Since Egypt launched its first broadcasts in 1960, state-run channels have held a monopoly on terrestrial broadcast.[2] The Ministry of Information strictly regulated private satellite channels as well.[2] The Egyptian Radio and Television Union, a government entity, owns all 17 terrestrial channels. Channel 1 and Channel 2 are the network’s main channels and broadcast across Egypt. The state-owned Nile TV is the main foreign language channel, aims at promoting Egypt's state point of view and promote tourism. There are 6 regional terrestrial channels, which used to all be broadcast to Greater Cairo, but as of 2007, only Greater Cairo channel (Channel 3) of the regional channels is broadcast to Greater Cairo. Most terrestrial channels were in fact satellite channels owned by ERTU, but simulcasted to Greater Cairo, since 2007.

The state's 23 channels are reported to have, as of 2012, "a small and dwindling viewership".[1]

The Muslim Brotherhood has its own satellite channel, known as Misr 25.[1]

There are also many private satellite stations. As of 2002, there used to be only two, Al-Mehwar and Dream, though the government has a financial stake in both channels.[1] Since the 2011 revolution, more channels have launched, including Capital Broadcast Center and Al Nahar, which have managed to attract significant viewership. Rotana launched Rotana Misriya, a channel broadcasting programs aimed at the Egyptian market.[1]

Subscription television penetration is low, estimated to be 9% in 2011, which is contained of OSN and Arab Radio and Television Network. OSN was formed in 2009 by merging Orbit and Showtime Arabia. All of which are not owned by Egyptian companies, but by Persian Gulf companies.

In the 1990s, there used to be an Egyptian company called CNE (Cable Network of Egypt) which provided a few foreign pay TV stations broadcast terrestrially over the air (CNN International, MTV Europe with one show made for Arab League viewers, and other defunct channels), but needed a special receiver and a card.

The overwhelming number of private satellite stations launched during 2008 till 2012 has changed the Egyptian TV production market drastically, lifting the dominant hand of state-run channels off the market. Over 50 TV series[3] have been broadcast annually during Ramadan[4] – Main TV viewership season.
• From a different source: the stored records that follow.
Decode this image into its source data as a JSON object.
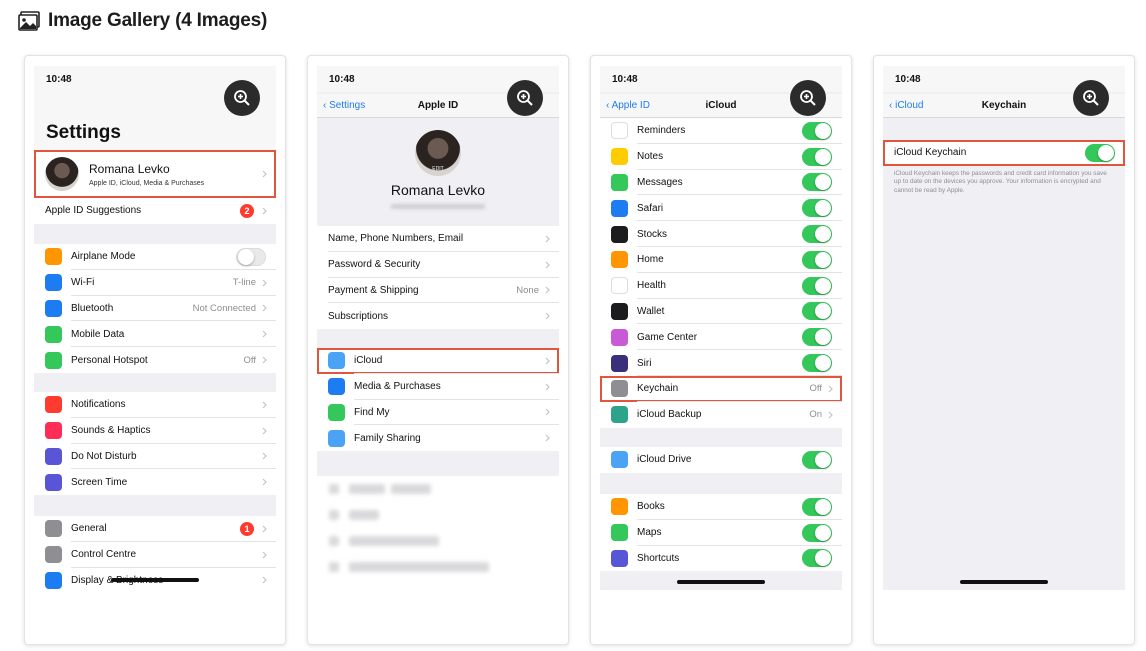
{
  "gallery": {
    "title": "Image Gallery (4 Images)"
  },
  "colors": {
    "accent": "#1e7cf2",
    "toggle_on": "#34c759",
    "highlight": "#e0553b",
    "badge": "#ff3b30"
  },
  "screens": [
    {
      "time": "10:48",
      "large_title": "Settings",
      "profile": {
        "name": "Romana Levko",
        "subtitle": "Apple ID, iCloud, Media & Purchases"
      },
      "suggestions": {
        "label": "Apple ID Suggestions",
        "badge": "2"
      },
      "group1": [
        {
          "label": "Airplane Mode",
          "icon": "airplane-icon",
          "color": "#ff9500",
          "toggle": "off"
        },
        {
          "label": "Wi-Fi",
          "icon": "wifi-icon",
          "color": "#1e7cf2",
          "value": "T-line"
        },
        {
          "label": "Bluetooth",
          "icon": "bluetooth-icon",
          "color": "#1e7cf2",
          "value": "Not Connected"
        },
        {
          "label": "Mobile Data",
          "icon": "antenna-icon",
          "color": "#34c759",
          "value": ""
        },
        {
          "label": "Personal Hotspot",
          "icon": "hotspot-icon",
          "color": "#34c759",
          "value": "Off"
        }
      ],
      "group2": [
        {
          "label": "Notifications",
          "icon": "notifications-icon",
          "color": "#ff3b30"
        },
        {
          "label": "Sounds & Haptics",
          "icon": "speaker-icon",
          "color": "#ff2d55"
        },
        {
          "label": "Do Not Disturb",
          "icon": "moon-icon",
          "color": "#5856d6"
        },
        {
          "label": "Screen Time",
          "icon": "hourglass-icon",
          "color": "#5856d6"
        }
      ],
      "group3": [
        {
          "label": "General",
          "icon": "gear-icon",
          "color": "#8e8e93",
          "badge": "1"
        },
        {
          "label": "Control Centre",
          "icon": "switches-icon",
          "color": "#8e8e93"
        },
        {
          "label": "Display & Brightness",
          "icon": "display-icon",
          "color": "#1e7cf2"
        }
      ]
    },
    {
      "time": "10:48",
      "back": "Settings",
      "title": "Apple ID",
      "profile_name": "Romana Levko",
      "avatar_badge": "EDIT",
      "group1": [
        {
          "label": "Name, Phone Numbers, Email",
          "value": ""
        },
        {
          "label": "Password & Security",
          "value": ""
        },
        {
          "label": "Payment & Shipping",
          "value": "None"
        },
        {
          "label": "Subscriptions",
          "value": ""
        }
      ],
      "group2": [
        {
          "label": "iCloud",
          "icon": "cloud-icon",
          "color": "#4aa3f5"
        },
        {
          "label": "Media & Purchases",
          "icon": "app-store-icon",
          "color": "#1e7cf2"
        },
        {
          "label": "Find My",
          "icon": "find-my-icon",
          "color": "#34c759"
        },
        {
          "label": "Family Sharing",
          "icon": "family-icon",
          "color": "#4aa3f5"
        }
      ]
    },
    {
      "time": "10:48",
      "back": "Apple ID",
      "title": "iCloud",
      "group1": [
        {
          "label": "Reminders",
          "icon": "reminders-icon",
          "color": "#ffffff",
          "toggle": "on"
        },
        {
          "label": "Notes",
          "icon": "notes-icon",
          "color": "#ffcc00",
          "toggle": "on"
        },
        {
          "label": "Messages",
          "icon": "messages-icon",
          "color": "#34c759",
          "toggle": "on"
        },
        {
          "label": "Safari",
          "icon": "compass-icon",
          "color": "#1e7cf2",
          "toggle": "on"
        },
        {
          "label": "Stocks",
          "icon": "stocks-icon",
          "color": "#1c1c1e",
          "toggle": "on"
        },
        {
          "label": "Home",
          "icon": "home-icon",
          "color": "#ff9500",
          "toggle": "on"
        },
        {
          "label": "Health",
          "icon": "heart-icon",
          "color": "#ffffff",
          "toggle": "on"
        },
        {
          "label": "Wallet",
          "icon": "wallet-icon",
          "color": "#1c1c1e",
          "toggle": "on"
        },
        {
          "label": "Game Center",
          "icon": "game-center-icon",
          "color": "#c85ad8",
          "toggle": "on"
        },
        {
          "label": "Siri",
          "icon": "siri-icon",
          "color": "#3a2f7a",
          "toggle": "on"
        },
        {
          "label": "Keychain",
          "icon": "key-icon",
          "color": "#8e8e93",
          "value": "Off"
        },
        {
          "label": "iCloud Backup",
          "icon": "backup-icon",
          "color": "#2ca38b",
          "value": "On"
        }
      ],
      "group2": [
        {
          "label": "iCloud Drive",
          "icon": "cloud-icon",
          "color": "#4aa3f5",
          "toggle": "on"
        }
      ],
      "group3": [
        {
          "label": "Books",
          "icon": "books-icon",
          "color": "#ff9500",
          "toggle": "on"
        },
        {
          "label": "Maps",
          "icon": "maps-icon",
          "color": "#34c759",
          "toggle": "on"
        },
        {
          "label": "Shortcuts",
          "icon": "shortcuts-icon",
          "color": "#5856d6",
          "toggle": "on"
        }
      ]
    },
    {
      "time": "10:48",
      "back": "iCloud",
      "title": "Keychain",
      "toggle_label": "iCloud Keychain",
      "description": "iCloud Keychain keeps the passwords and credit card information you save up to date on the devices you approve. Your information is encrypted and cannot be read by Apple."
    }
  ]
}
Introduction of dubbed TV shows – from Turkey and India mainly- on Egyptian TV channels made the market more competitive.[5] Egyptian TV productions companies started to adapt in efforts to match the foreign offerings which started to dominate the market.[6] Companies like Egyptian Arts Group, Al Adl Group and many others started doubling their annual production budgets in efforts to match the foreign TV series offerings in terms of quality of production.

List of channels[edit]


See also[edit]

References[edit]